The best argument I have heard for why I should take a Spanish name, came from a colleague as we signed our names on a poster for a venue where the company we danced with was performing. When one member commented that I really should use a Spanish name, the other colleague said it’s not that I would be pretending to be Spanish, but it would serve as a symbol that I have been accepted into the flamenco world. In regards to this, if someone gave me a sort of nickname, Alice “La Lo que sea,” Blumenfeld I would consider using that in my publicity. For now, that has yet to happen.
There is actually quite a lot of information on flamenco names, including extensive historical and scholarly writing on the topic. Even Spanish and Gypsy artists do not use their full names (both the mother and father’s name) and often use other names or nicknames. A starting place for anyone interested is Los nombre artísticos en el mundo del flamenco. El porqué del apodo flamenco y de los cambios de nombre by Manuel López Rodríguez.

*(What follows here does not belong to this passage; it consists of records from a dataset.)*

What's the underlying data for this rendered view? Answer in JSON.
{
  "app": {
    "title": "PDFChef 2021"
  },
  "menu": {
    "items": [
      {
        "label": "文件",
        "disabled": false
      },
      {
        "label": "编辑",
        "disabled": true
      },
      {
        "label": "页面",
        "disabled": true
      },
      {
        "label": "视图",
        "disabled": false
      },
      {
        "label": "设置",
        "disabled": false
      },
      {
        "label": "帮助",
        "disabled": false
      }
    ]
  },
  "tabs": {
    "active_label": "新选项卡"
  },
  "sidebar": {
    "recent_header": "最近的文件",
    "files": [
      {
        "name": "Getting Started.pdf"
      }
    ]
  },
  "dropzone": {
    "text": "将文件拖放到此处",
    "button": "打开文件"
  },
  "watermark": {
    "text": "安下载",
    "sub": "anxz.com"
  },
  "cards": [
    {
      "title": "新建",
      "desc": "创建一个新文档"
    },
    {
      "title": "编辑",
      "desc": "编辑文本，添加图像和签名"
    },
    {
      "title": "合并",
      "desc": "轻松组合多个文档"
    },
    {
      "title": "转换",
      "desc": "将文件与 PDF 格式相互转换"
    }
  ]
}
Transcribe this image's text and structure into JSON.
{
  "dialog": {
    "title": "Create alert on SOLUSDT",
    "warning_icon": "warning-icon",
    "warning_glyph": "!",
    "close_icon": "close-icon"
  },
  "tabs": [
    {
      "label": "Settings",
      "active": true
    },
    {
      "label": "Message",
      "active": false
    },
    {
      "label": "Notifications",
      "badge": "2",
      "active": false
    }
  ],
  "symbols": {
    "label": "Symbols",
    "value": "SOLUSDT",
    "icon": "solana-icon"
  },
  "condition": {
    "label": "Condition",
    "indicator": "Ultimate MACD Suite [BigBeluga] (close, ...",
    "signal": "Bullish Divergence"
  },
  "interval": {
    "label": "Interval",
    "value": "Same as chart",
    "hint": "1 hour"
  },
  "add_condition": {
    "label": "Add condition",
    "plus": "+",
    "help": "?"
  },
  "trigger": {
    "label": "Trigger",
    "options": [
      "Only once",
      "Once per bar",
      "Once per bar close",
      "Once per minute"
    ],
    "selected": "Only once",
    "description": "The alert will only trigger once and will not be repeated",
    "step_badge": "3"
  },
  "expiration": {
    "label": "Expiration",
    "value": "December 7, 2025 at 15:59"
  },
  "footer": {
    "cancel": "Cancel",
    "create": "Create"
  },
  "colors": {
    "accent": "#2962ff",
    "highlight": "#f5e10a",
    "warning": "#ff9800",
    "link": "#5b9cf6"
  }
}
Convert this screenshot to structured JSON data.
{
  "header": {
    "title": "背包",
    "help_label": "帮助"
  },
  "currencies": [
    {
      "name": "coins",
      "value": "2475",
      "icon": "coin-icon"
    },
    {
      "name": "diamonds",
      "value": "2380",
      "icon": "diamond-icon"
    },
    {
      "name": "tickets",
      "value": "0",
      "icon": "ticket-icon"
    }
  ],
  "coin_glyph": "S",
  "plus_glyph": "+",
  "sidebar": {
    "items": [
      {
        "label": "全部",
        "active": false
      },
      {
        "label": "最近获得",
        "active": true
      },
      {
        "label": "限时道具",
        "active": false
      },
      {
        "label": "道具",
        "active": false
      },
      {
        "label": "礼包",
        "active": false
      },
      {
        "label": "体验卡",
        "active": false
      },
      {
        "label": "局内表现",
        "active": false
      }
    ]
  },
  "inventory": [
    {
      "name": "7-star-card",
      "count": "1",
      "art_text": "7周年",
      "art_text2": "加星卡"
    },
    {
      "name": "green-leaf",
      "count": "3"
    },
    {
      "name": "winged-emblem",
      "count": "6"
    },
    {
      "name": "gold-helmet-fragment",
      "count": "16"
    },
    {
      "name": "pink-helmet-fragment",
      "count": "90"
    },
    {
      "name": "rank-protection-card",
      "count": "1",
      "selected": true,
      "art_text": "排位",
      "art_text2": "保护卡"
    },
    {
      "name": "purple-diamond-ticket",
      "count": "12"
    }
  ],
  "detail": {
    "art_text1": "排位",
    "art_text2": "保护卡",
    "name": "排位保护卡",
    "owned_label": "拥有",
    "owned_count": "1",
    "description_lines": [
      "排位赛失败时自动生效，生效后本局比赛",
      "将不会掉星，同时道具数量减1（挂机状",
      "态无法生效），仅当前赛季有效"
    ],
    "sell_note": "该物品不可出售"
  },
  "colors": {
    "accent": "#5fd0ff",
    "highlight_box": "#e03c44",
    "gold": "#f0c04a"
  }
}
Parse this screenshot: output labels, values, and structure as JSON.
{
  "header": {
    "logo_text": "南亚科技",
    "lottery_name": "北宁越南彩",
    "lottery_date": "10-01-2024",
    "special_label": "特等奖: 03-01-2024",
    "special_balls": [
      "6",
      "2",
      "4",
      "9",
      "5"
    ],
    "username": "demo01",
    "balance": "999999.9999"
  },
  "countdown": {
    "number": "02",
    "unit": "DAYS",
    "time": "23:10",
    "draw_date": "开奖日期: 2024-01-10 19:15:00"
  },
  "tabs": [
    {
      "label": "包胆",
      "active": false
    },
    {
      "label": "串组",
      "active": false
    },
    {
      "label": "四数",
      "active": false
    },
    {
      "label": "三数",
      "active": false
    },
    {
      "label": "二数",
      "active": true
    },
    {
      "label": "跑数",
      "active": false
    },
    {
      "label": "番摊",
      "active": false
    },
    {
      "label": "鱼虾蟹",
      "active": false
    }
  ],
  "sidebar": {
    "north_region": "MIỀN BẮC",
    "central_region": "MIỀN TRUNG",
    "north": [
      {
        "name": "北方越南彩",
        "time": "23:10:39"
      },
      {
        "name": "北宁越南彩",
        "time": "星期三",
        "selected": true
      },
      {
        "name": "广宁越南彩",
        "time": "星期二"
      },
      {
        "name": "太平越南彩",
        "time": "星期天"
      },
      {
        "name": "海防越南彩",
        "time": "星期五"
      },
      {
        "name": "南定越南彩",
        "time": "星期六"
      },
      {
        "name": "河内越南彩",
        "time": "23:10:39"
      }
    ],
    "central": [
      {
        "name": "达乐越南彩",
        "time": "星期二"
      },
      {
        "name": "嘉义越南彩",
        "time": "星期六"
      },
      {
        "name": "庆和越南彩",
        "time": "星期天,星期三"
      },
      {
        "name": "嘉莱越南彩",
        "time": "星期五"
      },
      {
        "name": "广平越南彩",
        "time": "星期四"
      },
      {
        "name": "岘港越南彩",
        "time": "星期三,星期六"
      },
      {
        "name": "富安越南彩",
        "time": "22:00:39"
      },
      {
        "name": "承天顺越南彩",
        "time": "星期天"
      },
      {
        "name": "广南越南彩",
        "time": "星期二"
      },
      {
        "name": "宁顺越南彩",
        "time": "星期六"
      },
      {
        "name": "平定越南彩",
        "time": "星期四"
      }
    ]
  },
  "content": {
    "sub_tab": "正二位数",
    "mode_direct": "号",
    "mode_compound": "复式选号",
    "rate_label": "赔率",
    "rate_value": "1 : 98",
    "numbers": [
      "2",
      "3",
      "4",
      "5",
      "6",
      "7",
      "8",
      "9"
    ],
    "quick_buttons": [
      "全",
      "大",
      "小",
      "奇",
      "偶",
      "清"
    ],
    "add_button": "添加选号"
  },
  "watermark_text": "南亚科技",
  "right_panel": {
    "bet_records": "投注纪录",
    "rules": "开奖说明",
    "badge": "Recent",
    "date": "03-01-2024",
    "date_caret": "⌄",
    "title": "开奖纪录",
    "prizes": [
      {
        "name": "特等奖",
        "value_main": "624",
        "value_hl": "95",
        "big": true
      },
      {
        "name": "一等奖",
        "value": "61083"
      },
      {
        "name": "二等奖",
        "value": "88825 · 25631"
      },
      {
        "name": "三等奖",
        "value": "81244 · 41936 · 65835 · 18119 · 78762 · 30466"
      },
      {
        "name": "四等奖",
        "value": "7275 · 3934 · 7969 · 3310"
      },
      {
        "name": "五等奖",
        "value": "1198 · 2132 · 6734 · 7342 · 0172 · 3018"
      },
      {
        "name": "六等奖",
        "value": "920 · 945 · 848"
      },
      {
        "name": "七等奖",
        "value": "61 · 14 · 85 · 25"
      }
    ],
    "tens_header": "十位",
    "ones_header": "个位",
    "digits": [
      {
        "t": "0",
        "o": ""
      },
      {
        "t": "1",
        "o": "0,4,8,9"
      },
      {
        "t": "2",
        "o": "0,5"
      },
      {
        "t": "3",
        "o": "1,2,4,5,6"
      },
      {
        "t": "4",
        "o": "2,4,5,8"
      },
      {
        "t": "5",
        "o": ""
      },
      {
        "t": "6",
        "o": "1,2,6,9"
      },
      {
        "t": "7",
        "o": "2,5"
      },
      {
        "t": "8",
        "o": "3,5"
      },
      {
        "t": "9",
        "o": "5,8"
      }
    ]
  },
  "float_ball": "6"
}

As an American, my last name does not necessarily represent who I am. It represents one small part of my mixed lineage, but not even how my own family has evolved and changed as Americans, so why am I attached to it? Simply put, it is my name. Now I could go into a long tangent about performativity and how re-naming myself opens a space for personal transformation, but I will leave that for another blog post.
I rather like Blumenfeld. It means flower field in German, it is rather uncommon, and has a distinct history from eastern Europe. As far as I know, or as far as Google informs me, only one other person in recent history, now deceased, had the exact same name (first and last).
All in all, I keep my name because I am not afraid to claim my American-ness. I am an American flamenco dancer. I have no need or desire to hide or cover that up. I’ve tirelessly studied, and continue, to deepen my knowledge of flamenco, including living in Spain and immersing myself into the culture that shapes flamenco. A name will not make me a better dancer–though perhaps it would give me more opportunities to perform and a larger income from ticket sales, but I am stubbornly not willing to sacrifice my honesty as a flamenco dancer.